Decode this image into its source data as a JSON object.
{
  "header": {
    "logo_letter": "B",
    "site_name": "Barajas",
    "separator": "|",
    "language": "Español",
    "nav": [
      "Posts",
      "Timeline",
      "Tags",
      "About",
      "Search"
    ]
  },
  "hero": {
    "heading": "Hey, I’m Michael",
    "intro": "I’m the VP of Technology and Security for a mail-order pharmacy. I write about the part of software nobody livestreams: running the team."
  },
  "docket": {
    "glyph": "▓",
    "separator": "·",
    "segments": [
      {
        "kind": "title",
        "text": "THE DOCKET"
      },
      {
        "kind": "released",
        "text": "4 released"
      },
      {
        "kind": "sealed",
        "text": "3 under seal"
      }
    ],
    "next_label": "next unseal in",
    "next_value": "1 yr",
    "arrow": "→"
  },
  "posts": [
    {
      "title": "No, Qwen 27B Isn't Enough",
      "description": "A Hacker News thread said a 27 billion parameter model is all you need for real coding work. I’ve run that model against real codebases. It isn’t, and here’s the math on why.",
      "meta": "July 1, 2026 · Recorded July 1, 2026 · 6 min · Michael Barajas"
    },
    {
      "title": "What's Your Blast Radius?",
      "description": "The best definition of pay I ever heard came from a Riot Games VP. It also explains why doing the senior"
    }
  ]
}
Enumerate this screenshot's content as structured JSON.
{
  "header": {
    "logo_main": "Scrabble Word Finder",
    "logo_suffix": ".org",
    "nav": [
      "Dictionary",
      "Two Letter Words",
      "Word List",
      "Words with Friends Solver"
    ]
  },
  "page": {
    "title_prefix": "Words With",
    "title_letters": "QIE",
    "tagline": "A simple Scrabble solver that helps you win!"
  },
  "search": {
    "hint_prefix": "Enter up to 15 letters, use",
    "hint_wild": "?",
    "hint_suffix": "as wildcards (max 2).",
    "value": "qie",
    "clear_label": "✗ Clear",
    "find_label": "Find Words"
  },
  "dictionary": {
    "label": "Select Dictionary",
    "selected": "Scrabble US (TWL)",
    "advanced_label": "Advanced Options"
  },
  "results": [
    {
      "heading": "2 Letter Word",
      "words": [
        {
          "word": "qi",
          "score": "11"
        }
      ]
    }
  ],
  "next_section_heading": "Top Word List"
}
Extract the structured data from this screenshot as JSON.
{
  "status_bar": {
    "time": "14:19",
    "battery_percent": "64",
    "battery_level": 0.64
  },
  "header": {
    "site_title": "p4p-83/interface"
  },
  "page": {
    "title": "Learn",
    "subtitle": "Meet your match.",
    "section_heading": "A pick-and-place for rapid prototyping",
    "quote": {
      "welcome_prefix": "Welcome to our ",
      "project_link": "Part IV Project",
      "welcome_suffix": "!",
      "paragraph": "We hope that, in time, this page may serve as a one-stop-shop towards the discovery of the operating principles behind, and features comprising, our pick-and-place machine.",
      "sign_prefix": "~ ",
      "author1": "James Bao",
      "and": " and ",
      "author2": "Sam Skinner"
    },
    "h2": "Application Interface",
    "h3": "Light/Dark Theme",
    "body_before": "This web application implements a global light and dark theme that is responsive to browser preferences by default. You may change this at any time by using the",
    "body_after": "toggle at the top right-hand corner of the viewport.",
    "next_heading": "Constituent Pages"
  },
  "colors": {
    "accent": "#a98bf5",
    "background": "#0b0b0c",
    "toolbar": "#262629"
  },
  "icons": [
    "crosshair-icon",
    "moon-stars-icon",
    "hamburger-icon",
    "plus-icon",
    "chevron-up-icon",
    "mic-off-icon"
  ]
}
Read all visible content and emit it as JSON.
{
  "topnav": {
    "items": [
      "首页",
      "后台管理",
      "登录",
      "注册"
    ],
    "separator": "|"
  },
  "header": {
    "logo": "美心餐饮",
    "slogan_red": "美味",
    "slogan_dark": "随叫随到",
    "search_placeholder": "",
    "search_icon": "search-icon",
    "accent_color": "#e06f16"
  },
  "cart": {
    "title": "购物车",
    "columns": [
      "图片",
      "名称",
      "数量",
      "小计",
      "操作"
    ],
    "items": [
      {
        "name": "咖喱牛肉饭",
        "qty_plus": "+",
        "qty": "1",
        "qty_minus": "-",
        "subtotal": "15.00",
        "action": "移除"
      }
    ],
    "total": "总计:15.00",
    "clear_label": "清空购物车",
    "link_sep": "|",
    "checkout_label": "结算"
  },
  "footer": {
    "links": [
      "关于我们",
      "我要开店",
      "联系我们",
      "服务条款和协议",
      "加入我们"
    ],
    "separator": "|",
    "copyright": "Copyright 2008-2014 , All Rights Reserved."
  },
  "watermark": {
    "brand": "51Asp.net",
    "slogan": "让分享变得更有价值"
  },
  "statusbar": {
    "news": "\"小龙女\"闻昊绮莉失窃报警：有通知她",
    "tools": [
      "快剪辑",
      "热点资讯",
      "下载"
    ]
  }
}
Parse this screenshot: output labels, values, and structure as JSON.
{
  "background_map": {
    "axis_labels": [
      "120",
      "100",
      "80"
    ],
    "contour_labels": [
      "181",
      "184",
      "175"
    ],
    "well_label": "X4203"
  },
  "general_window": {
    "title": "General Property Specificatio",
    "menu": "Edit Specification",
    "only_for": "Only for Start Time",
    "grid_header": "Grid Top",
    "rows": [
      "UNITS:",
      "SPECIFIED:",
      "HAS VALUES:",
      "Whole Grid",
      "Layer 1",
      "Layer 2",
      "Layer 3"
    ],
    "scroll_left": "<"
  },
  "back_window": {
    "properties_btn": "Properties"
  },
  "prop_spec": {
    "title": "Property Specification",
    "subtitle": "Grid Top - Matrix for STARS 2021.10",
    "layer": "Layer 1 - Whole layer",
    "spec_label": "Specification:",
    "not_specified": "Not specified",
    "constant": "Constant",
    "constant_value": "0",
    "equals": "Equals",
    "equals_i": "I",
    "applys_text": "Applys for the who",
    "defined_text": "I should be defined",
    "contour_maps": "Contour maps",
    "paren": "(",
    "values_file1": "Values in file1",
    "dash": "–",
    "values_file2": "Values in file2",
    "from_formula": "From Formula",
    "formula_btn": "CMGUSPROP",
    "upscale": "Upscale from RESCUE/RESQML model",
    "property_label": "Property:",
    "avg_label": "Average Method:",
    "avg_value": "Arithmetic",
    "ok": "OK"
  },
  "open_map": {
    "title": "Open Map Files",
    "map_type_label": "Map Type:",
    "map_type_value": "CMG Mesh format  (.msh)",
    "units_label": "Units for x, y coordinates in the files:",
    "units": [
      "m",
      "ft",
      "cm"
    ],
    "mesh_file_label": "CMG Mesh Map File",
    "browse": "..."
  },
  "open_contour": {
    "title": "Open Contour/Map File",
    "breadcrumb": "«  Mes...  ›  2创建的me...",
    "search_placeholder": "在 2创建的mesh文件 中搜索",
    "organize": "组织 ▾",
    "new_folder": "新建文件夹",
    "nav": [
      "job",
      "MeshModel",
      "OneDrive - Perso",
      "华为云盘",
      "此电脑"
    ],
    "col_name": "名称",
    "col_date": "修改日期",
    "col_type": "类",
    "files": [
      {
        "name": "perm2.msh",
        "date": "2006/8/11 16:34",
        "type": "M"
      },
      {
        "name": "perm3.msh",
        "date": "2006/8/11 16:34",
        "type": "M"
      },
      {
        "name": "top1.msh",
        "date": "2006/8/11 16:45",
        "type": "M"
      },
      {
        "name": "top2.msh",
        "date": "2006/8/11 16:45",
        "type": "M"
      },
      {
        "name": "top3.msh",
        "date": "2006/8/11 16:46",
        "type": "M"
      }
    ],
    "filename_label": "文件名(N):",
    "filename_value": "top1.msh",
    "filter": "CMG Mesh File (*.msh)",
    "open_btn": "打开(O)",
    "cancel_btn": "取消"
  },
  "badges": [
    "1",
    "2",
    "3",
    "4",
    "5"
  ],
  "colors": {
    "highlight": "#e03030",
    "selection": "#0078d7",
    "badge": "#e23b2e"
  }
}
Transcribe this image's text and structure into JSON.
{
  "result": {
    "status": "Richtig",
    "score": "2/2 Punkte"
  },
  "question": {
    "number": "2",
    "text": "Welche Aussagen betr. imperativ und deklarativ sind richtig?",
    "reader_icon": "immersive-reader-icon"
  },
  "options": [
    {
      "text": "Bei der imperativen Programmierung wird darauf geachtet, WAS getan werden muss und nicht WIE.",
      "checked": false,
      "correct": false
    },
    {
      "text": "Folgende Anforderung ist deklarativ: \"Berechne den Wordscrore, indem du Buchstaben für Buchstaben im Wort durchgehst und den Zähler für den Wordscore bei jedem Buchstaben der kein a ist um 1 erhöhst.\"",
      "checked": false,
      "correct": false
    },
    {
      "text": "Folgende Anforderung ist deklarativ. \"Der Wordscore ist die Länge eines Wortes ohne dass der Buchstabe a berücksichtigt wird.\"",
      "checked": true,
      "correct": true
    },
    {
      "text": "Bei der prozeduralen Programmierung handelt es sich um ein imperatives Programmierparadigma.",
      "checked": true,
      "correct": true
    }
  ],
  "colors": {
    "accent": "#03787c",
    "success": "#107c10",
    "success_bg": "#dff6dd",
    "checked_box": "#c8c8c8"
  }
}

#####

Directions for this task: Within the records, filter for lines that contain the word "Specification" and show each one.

Solution for this task:
    "menu": "Edit Specification",
    "title": "Property Specification",
    "spec_label": "Specification:",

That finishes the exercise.